2. Initial Set-up and Impressions: Set up of the massive trainer is easy, and installation of the computer is not unlike any other rear wheel computer. Put the bizarrely oversized industrial magnet on a spoke (or use any better one you have lying around- as the computer found my older Cateye magnet just fine), run the sensor wires to the handlebar, do some fine print reading of the instruction page, and you are up and running. Interesting to note is that the Kurt Power Computer is compatible with several other fluid trainers on the market, including Cycleops, Blackburn and others. Reprogramming the computer is required, but that just takes some reading and button pushing. From Kurt’s website, they state that fluid trainers have a fairly predictable resistance at a given speed (a power curve), hence the computer does some fancy math, and figures your wattage from there.
The Kurt Power Computer fits neatly on pretty much any set of bars.
3. Using the Product: The Road Machine’s feel is summed up in three words: solid, smooth, steady. Massive amounts are resistance lies in wait to burn up your legs. It was rock solid even under heavy efforts with choppy pedaling. The trainer itself is a no nonsense piece of training gear. But does the computer do its job?
4. Kinetic VS SRM Data: Tested against the SRM, the accuracy of the Kurt computer was excellent up to about 400 watts, and then began to diverge (lower) above that level. At approximately 500 watts, the diversion was around 10%, and stayed there up to 1100 watts (and gee that was fun to do three times). Overall the accuracy was not quite as accurate as the Tacx trainers, but for $50, it was by far the least expensive useful power tool out there. And keep in mind, if you don’t have the coin to spend on a SRM, you can use this computer/trainer combo throughout the season to measure your progress from road training – simply schedule a trainer session once a month for a step test or threshold test, and write down the results. That’s the essence of power training.
Conclusion: After testing all three trainers, the I-Magic was the most popular with our testers – despite the cost, set-up and required options and computer, everyone who used I-Magic loved it and could easily see themselves using it quite a bit over the winter. With the I-Magic, Tacx has done the seemingly impossible feat of making winter trainer time almost seem like fun while providing you with a powerful set of training tools at the same time.
Those who want to do some Boonen style training without the option of a PC in the trainer room or the interest in a VR system will like the Cosmos.
We found the Kurt Kinetic option to be the best bang for the buck. It doesn’t shoot for the moon, but the computer delivers reliable power data for the cost of just the SRM handlebar clamp. It also is a great trainer for general use and for race day warm-ups.
Regardless of what the best option for you is, there has never been more choice available to spend some quality time on a wattage based trainer this winter.
About the Authors: Craig Griffin is a 15 year bike racer and the owner of WiredBike.com, an online retailer of cycling electronics. Eric Fletcher is a Masters racer and a connoisseur of finer bicycles.
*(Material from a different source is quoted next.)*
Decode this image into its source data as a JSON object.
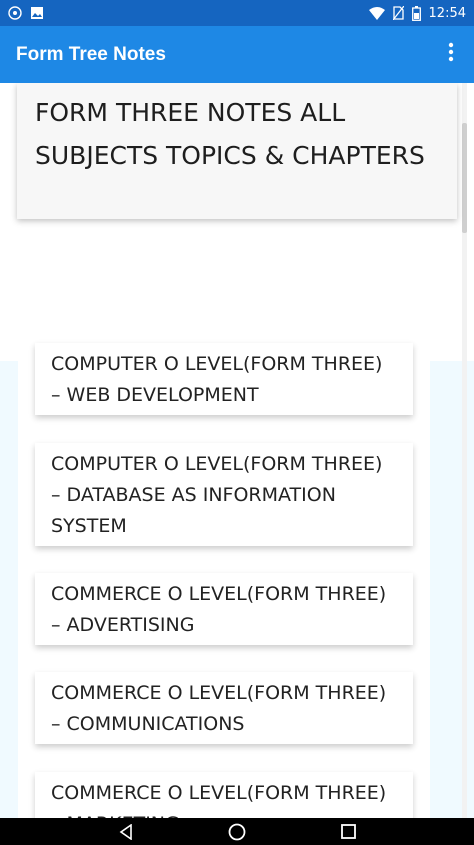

These guys love training with power and have extensive experience with many different power meters. WiredBike.com sells a large variety of electronic training devices for cyclists, including bike computers, power meters, hrms and electronic trainers.